Start of Block
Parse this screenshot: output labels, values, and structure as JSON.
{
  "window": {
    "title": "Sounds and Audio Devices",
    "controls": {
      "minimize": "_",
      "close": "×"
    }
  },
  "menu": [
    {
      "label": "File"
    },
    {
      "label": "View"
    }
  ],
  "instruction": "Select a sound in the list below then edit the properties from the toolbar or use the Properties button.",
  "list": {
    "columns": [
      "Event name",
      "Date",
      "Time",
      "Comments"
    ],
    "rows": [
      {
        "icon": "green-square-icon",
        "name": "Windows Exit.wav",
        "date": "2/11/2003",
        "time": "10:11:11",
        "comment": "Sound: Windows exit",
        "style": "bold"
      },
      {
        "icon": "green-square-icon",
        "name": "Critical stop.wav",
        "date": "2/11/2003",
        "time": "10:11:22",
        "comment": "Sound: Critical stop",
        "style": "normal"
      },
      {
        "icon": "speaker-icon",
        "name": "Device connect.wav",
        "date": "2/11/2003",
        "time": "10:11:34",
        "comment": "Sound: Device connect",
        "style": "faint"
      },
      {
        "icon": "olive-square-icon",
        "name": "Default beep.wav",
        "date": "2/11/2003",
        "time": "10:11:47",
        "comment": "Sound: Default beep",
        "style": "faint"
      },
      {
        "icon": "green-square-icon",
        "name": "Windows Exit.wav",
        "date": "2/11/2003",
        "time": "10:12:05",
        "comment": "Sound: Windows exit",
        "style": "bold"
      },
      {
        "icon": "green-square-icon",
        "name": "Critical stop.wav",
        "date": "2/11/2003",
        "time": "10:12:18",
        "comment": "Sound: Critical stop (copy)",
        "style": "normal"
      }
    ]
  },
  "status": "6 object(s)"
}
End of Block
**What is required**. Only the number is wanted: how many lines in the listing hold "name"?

**Exercise solution**. 7